NLG is the nation’s oldest and largest progressive bar association and the first in the US to be racially integrated. Our mission is to use law for the people, uniting lawyers, law students, legal workers, and jailhouse lawyers to function as an effective force in the service of the people by valuing human rights and the rights of ecosystems over property interests.
Black lives are under attack, as they have been from the very start of our country, and we are once again seeing nationwide protests fighting back against the brutality of police and the murder of black people. Less than one year after the police killing of George Floyd by Derek Chauvin – which spurred the largest civil uprisings in the history of the United States – more protests have erupted in response to the police killings of Daunte Wright, Adam Toledo, and, most recently, Ma’Khia Bryant.
Although a jury convicted Chauvin of murder and manslaughter, we know that the legal system cannot save us from police violence. Abolition is the only way forward. The carceral system in which Chauvin was tried and convicted is the same carceral system that led to George Floyd’s death.
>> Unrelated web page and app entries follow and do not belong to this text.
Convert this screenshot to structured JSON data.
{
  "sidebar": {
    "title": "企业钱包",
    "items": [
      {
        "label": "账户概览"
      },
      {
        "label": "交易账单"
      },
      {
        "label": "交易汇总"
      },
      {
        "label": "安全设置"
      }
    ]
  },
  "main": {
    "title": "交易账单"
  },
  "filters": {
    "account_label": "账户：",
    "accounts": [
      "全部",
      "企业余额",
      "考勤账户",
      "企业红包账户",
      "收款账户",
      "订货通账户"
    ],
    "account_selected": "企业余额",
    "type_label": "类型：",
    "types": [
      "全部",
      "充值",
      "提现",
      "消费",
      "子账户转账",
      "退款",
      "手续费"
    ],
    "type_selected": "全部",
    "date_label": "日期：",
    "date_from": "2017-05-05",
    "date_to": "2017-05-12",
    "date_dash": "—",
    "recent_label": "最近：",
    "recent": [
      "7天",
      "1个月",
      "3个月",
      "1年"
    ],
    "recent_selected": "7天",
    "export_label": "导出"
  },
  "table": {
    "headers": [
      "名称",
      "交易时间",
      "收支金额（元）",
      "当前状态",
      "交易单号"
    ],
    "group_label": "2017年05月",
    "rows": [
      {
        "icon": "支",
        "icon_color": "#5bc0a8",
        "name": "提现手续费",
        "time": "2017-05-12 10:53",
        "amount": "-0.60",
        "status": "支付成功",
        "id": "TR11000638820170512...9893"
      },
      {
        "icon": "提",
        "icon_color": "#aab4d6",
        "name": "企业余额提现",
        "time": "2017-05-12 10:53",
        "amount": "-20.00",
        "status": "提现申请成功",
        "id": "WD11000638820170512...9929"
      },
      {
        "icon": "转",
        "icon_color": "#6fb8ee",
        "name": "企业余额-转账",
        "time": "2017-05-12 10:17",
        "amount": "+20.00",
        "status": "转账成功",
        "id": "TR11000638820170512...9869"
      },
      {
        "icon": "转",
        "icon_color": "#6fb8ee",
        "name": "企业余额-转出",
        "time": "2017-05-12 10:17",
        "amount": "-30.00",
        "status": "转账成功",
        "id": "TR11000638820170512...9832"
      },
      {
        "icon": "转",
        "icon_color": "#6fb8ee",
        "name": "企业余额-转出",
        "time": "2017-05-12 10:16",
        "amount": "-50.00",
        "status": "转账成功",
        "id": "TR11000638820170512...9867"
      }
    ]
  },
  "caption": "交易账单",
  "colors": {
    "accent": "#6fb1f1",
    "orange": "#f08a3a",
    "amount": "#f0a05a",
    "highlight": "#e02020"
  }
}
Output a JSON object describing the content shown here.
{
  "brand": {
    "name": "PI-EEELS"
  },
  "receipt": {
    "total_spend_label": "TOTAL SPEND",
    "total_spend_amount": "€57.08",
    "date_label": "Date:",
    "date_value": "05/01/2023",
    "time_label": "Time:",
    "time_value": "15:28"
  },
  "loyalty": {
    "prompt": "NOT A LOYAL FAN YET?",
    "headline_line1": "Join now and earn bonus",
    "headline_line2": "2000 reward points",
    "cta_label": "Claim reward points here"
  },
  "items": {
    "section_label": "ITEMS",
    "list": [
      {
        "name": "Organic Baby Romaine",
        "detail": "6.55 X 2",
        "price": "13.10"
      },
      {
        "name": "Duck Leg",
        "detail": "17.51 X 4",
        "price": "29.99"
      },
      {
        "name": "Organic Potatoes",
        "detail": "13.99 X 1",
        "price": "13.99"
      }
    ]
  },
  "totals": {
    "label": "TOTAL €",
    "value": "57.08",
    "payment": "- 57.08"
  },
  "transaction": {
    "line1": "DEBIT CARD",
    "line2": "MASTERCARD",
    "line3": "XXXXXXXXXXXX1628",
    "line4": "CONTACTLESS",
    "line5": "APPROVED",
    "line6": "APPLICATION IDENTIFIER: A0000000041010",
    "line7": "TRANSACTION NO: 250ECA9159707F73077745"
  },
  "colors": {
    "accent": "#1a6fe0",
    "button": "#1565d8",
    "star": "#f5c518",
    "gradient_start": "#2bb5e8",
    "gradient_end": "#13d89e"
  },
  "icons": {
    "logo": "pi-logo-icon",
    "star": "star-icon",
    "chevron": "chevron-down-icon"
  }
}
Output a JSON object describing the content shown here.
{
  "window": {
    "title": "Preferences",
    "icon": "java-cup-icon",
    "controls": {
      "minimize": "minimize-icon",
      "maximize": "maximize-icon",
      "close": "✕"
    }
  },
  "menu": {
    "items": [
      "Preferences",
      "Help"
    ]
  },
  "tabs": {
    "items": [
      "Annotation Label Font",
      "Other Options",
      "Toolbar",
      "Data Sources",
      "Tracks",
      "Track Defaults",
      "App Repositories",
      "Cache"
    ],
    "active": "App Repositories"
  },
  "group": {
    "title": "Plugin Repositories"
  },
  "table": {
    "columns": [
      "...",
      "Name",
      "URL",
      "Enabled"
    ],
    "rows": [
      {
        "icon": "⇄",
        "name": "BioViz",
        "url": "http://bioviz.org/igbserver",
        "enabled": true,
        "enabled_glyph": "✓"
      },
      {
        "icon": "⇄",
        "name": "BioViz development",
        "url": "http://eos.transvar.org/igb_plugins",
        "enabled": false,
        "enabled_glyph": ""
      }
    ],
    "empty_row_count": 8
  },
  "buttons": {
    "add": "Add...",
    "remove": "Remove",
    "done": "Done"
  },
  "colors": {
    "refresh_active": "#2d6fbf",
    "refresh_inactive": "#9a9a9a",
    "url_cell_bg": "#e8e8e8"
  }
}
It has always, and will always, be a violent system that disproportionately targets black and brown people and bodies. Policing is erected on the bedrock of racial capitalism and is consequently incapable of reform. Calls for such reform (such as the George Floyd Justice in Policing Act of 2021, currently under consideration by the U.S. Senate) only further entrench the harm wrought by this intrinsically violent institution. Proposed reforms such as mandating body-worn cameras, implementing anti-racial bias or de-escalation training, or expanding community policing have proven ineffective in practice. Instead, we must listen to Black radical and abolitionist leaders who have proposed non-carceral systems of public safety and harm reparation to chart a path forward.
Harvard NLG supports all forms of protest and direct action for Black life, including both so-called “non-violent” actions and “not-non-violent” actions that directly engage with police violence. To that end, the Harvard NLG chapter works with the NLG-Mass chapter to train legal observers, coordinate bail for arrested protesters through the Mass Bail Fund and provide legal support for protesters through the Mass Defense program. Our role as legal observers is to empower, support, and enable protestors to fight for the changes we need. Our NLG chapter also coordinates a Legal Hotline with NLG-Mass (617-431-6626) that protesters can call to report arrests, seek support following an arrest, or report police misconduct during protests.
Harvard Law NLG stands in support of Black radical and abolitionist leaders and organizations in the Boston area such as Families for Justice as Healing, Mass Power, Muslim Justice League, and Black and Pink Massachusetts. We believe that police and prison abolition is the only way to ensure the freedom of Black people. It is time to defund the police and fund programs that actually make communities safer and healthier, such as education, healthcare, childcare, mental health services, job training, infrastructure, addiction treatment, housing, and other community resources. It is time to Free Them All, and abolish the cages that hold our most vulnerable and beloved family members. It is time to imagine a society where police and prisons are inconceivable.
Harvard Law NLG still stands in solidarity with the Black Law Students Association at Harvard Law to demand that Harvard defunds its private police force (HUPD), match donations to Black and abolitionist organizations, stop punishing and targeting student protestors, especially Black student protestors, implement a critical race theory curriculum, create a diversity and inclusion office, hire and retain more black faculty and faculty of color on tenure track positions, and divest from the prison industrial complex that Harvard profits from. Harvard Law NLG supports the Harvard Alliance Against Campus Cops and calls on Harvard to re-distribute its private policing budget to community-based, anti-carceral models of public safety. Harvard Law NLG supports the Harvard Prison Divestment Campaign and demands that Harvard listen to its Black students and community members who say divest from prisons. Harvard Law NLG supports national mandatory amnesty and automatic expungement for every person arrested protesting for Black lives, as well as the people still incarcerated for protesting for Black lives in Ferguson, Missouri and countless other cities since Mike Brown’s killing in 2014. Harvard Law NLG demands that the Cambridge City Council defund its police department, which currently receives more funding than all other city-funded programs combined, and redirect that money towards affordable housing, health care, education, services for the homeless, and mental health services.
We also strongly condemn the violent tactics used by police to suppress protests for Black lives. Police targeting of journalists, street medics, and legal observers mark an alarming escalation in efforts to erode protections for protesters. Chemical weapons and supposedly “less lethal” projectiles should never be deployed against protesters and Harvard NLG calls for a complete ban on the use of these “crowd control” tactics.
Harvard Law NLG is a space for leftist organizing in an otherwise conservative campus. We believe that Black Lives Matter, that prisons and police must be abolished, and that lawyers should use our privilege and law degrees to practically support those efforts. We invite our fellow law students to stand with us and join the movement for Black Lives.